[Items from an interface collection]
····················
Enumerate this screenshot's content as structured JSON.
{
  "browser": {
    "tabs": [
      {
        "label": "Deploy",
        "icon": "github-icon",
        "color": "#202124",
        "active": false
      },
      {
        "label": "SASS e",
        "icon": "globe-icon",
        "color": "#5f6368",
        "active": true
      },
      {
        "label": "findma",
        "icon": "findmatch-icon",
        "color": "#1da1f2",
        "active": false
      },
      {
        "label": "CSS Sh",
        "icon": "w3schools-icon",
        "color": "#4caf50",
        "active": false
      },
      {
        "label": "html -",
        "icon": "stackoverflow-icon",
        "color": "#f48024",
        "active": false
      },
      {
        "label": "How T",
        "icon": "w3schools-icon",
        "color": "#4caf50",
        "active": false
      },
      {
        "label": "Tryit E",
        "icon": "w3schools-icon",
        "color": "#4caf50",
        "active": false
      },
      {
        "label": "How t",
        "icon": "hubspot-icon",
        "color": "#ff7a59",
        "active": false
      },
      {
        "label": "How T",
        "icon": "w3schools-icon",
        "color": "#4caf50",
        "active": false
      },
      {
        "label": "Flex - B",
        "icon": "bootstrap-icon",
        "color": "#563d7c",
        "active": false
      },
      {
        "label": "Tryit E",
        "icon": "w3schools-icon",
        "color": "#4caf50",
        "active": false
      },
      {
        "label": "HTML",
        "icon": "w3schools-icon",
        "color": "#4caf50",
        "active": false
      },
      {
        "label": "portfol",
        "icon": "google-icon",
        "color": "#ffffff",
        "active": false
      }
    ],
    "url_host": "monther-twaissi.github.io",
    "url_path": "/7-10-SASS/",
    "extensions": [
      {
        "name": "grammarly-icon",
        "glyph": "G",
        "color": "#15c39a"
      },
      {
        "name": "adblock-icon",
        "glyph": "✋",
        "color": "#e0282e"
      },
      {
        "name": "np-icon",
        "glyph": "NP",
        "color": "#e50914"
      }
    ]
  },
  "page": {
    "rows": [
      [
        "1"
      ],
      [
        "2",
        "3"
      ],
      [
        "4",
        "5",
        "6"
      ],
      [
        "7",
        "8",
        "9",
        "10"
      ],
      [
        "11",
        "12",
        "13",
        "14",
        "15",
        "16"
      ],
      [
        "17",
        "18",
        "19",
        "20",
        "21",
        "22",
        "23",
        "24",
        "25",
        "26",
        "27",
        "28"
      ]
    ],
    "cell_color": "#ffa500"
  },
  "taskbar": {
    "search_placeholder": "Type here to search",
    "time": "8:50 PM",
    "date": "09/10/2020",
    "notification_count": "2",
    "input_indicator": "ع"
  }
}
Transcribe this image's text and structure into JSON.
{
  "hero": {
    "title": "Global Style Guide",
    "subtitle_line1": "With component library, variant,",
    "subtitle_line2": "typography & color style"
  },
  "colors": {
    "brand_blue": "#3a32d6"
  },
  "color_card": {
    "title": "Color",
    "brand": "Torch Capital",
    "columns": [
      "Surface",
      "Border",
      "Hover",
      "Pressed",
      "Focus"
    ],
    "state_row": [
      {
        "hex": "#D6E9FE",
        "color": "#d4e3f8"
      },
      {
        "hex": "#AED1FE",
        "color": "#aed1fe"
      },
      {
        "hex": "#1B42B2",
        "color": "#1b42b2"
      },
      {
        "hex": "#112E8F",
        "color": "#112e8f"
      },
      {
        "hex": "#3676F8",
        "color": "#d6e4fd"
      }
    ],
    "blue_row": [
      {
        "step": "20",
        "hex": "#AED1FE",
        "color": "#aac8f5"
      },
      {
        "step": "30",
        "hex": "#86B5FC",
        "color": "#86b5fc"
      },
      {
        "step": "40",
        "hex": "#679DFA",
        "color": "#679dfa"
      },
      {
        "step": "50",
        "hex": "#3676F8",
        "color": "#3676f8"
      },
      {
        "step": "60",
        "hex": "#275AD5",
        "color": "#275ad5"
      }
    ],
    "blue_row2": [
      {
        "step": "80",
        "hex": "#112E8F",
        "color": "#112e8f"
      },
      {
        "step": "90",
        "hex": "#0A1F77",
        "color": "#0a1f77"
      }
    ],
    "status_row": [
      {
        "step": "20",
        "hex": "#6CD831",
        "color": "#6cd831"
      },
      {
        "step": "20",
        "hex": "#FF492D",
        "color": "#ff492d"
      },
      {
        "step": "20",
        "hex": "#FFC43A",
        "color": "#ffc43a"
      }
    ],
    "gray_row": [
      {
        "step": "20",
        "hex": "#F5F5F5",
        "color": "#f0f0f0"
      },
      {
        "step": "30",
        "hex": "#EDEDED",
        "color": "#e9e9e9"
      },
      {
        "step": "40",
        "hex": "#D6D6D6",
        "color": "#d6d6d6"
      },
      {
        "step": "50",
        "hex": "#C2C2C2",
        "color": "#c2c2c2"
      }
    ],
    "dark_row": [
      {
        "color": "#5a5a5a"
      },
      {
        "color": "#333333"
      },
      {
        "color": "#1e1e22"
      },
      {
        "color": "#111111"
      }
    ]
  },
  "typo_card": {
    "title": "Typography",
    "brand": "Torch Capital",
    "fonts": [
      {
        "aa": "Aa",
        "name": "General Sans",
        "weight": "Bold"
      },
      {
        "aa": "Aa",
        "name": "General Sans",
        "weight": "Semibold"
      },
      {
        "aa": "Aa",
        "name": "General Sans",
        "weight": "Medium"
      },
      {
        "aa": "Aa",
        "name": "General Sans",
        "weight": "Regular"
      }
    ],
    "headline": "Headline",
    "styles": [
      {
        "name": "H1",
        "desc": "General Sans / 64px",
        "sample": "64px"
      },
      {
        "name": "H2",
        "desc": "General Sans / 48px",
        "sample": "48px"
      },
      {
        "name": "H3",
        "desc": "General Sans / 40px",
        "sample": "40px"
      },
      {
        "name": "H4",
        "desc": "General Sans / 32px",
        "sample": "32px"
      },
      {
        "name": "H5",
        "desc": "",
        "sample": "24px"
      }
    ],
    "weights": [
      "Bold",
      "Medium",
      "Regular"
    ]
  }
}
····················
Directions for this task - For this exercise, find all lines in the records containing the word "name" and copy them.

Solution for this problem -
        "name": "grammarly-icon",
        "name": "adblock-icon",
        "name": "np-icon",
        "name": "General Sans",
        "name": "General Sans",
        "name": "General Sans",
        "name": "General Sans",
        "name": "H1",
        "name": "H2",
        "name": "H3",
        "name": "H4",
        "name": "H5",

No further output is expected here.